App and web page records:
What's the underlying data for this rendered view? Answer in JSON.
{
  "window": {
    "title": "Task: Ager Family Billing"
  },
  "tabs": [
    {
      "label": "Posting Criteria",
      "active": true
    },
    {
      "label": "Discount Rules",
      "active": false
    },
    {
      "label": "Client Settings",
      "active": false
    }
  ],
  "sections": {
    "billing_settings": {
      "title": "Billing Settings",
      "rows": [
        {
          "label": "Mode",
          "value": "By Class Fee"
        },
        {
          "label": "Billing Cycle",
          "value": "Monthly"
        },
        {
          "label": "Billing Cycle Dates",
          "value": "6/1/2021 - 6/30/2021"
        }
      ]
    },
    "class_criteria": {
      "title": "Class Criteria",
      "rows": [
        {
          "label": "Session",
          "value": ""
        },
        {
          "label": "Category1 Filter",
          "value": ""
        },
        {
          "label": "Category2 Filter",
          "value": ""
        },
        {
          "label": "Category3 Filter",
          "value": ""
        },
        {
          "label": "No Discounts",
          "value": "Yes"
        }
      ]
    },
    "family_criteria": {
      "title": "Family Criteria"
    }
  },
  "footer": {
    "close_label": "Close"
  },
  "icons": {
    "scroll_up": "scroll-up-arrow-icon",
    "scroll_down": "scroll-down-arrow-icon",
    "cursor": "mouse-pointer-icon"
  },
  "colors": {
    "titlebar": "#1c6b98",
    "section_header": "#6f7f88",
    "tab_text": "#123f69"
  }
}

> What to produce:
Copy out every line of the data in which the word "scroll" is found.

> Written solution:
    "scroll_up": "scroll-up-arrow-icon",
    "scroll_down": "scroll-down-arrow-icon",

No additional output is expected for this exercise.